Pictures aside, the data must be reproduced exactly.

> [Data for processing]
──────────────────────────────

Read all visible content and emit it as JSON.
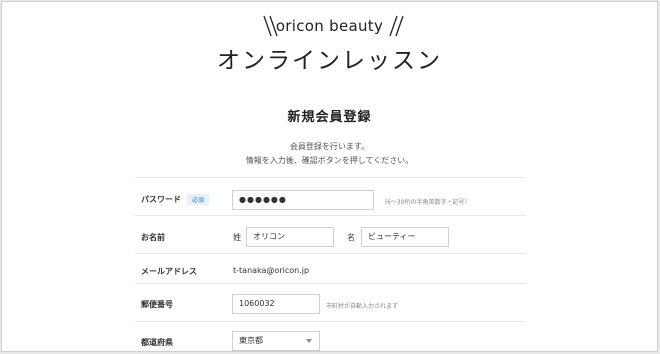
{
  "header": {
    "brand": "oricon beauty",
    "subtitle": "オンラインレッスン"
  },
  "page": {
    "title": "新規会員登録",
    "intro_line1": "会員登録を行います。",
    "intro_line2": "情報を入力後、確認ボタンを押してください。"
  },
  "form": {
    "password": {
      "label": "パスワード",
      "badge": "必須",
      "value": "●●●●●●",
      "hint": "（6～30桁の半角英数字・記号）"
    },
    "name": {
      "label": "お名前",
      "last_label": "姓",
      "last_value": "オリコン",
      "first_label": "名",
      "first_value": "ビューティー"
    },
    "email": {
      "label": "メールアドレス",
      "value": "t-tanaka@oricon.jp"
    },
    "postal": {
      "label": "郵便番号",
      "value": "1060032",
      "hint": "市町村が自動入力されます"
    },
    "prefecture": {
      "label": "都道府県",
      "value": "東京都"
    }
  }
}
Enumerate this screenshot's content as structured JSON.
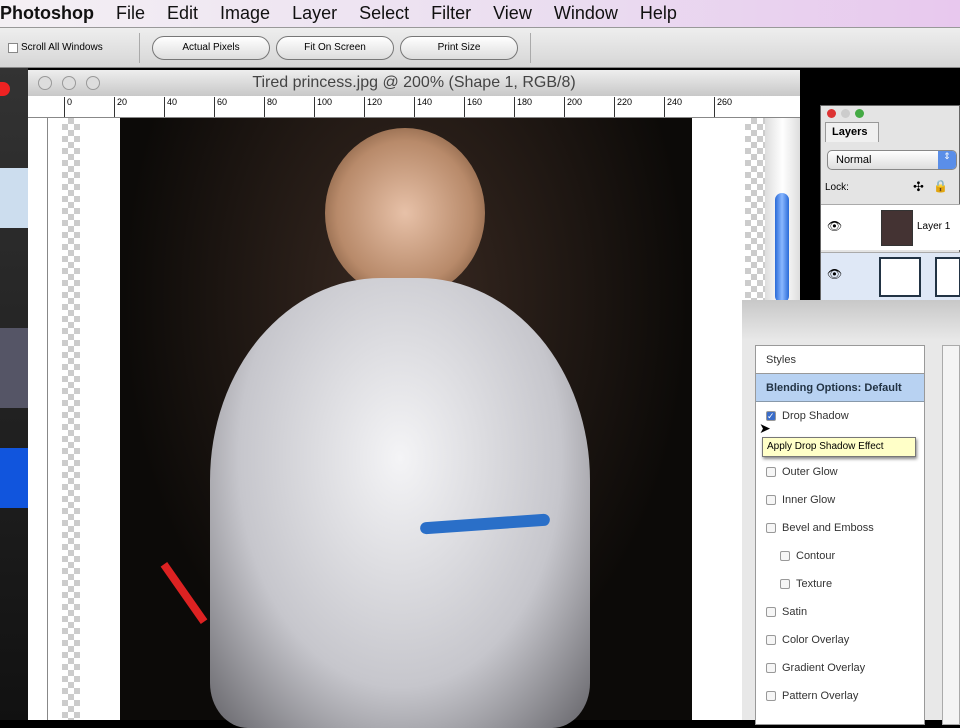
{
  "menubar": {
    "app": "Photoshop",
    "items": [
      "File",
      "Edit",
      "Image",
      "Layer",
      "Select",
      "Filter",
      "View",
      "Window",
      "Help"
    ]
  },
  "options": {
    "scroll_all": "Scroll All Windows",
    "actual_pixels": "Actual Pixels",
    "fit_on_screen": "Fit On Screen",
    "print_size": "Print Size"
  },
  "document": {
    "title": "Tired princess.jpg @ 200% (Shape 1, RGB/8)",
    "ruler_labels": [
      "0",
      "20",
      "40",
      "60",
      "80",
      "100",
      "120",
      "140",
      "160",
      "180",
      "200",
      "220",
      "240",
      "260"
    ]
  },
  "layers": {
    "tab": "Layers",
    "blend_mode": "Normal",
    "lock_label": "Lock:",
    "layer1": "Layer 1"
  },
  "layer_style": {
    "styles_header": "Styles",
    "blending": "Blending Options: Default",
    "items": [
      {
        "label": "Drop Shadow",
        "checked": true
      },
      {
        "label": "Outer Glow"
      },
      {
        "label": "Inner Glow"
      },
      {
        "label": "Bevel and Emboss"
      },
      {
        "label": "Contour",
        "sub": true
      },
      {
        "label": "Texture",
        "sub": true
      },
      {
        "label": "Satin"
      },
      {
        "label": "Color Overlay"
      },
      {
        "label": "Gradient Overlay"
      },
      {
        "label": "Pattern Overlay"
      }
    ],
    "tooltip": "Apply Drop Shadow Effect"
  }
}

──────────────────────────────

> [Response below]
Read all visible content and emit it as JSON.
{
  "header": {
    "brand": "oricon beauty",
    "subtitle": "オンラインレッスン"
  },
  "page": {
    "title": "新規会員登録",
    "intro_line1": "会員登録を行います。",
    "intro_line2": "情報を入力後、確認ボタンを押してください。"
  },
  "form": {
    "password": {
      "label": "パスワード",
      "badge": "必須",
      "value": "●●●●●●",
      "hint": "（6～30桁の半角英数字・記号）"
    },
    "name": {
      "label": "お名前",
      "last_label": "姓",
      "last_value": "オリコン",
      "first_label": "名",
      "first_value": "ビューティー"
    },
    "email": {
      "label": "メールアドレス",
      "value": "t-tanaka@oricon.jp"
    },
    "postal": {
      "label": "郵便番号",
      "value": "1060032",
      "hint": "市町村が自動入力されます"
    },
    "prefecture": {
      "label": "都道府県",
      "value": "東京都"
    }
  }
}
Enumerate this screenshot's content as structured JSON.
{
  "menubar": {
    "app": "Photoshop",
    "items": [
      "File",
      "Edit",
      "Image",
      "Layer",
      "Select",
      "Filter",
      "View",
      "Window",
      "Help"
    ]
  },
  "options": {
    "scroll_all": "Scroll All Windows",
    "actual_pixels": "Actual Pixels",
    "fit_on_screen": "Fit On Screen",
    "print_size": "Print Size"
  },
  "document": {
    "title": "Tired princess.jpg @ 200% (Shape 1, RGB/8)",
    "ruler_labels": [
      "0",
      "20",
      "40",
      "60",
      "80",
      "100",
      "120",
      "140",
      "160",
      "180",
      "200",
      "220",
      "240",
      "260"
    ]
  },
  "layers": {
    "tab": "Layers",
    "blend_mode": "Normal",
    "lock_label": "Lock:",
    "layer1": "Layer 1"
  },
  "layer_style": {
    "styles_header": "Styles",
    "blending": "Blending Options: Default",
    "items": [
      {
        "label": "Drop Shadow",
        "checked": true
      },
      {
        "label": "Outer Glow"
      },
      {
        "label": "Inner Glow"
      },
      {
        "label": "Bevel and Emboss"
      },
      {
        "label": "Contour",
        "sub": true
      },
      {
        "label": "Texture",
        "sub": true
      },
      {
        "label": "Satin"
      },
      {
        "label": "Color Overlay"
      },
      {
        "label": "Gradient Overlay"
      },
      {
        "label": "Pattern Overlay"
      }
    ],
    "tooltip": "Apply Drop Shadow Effect"
  }
}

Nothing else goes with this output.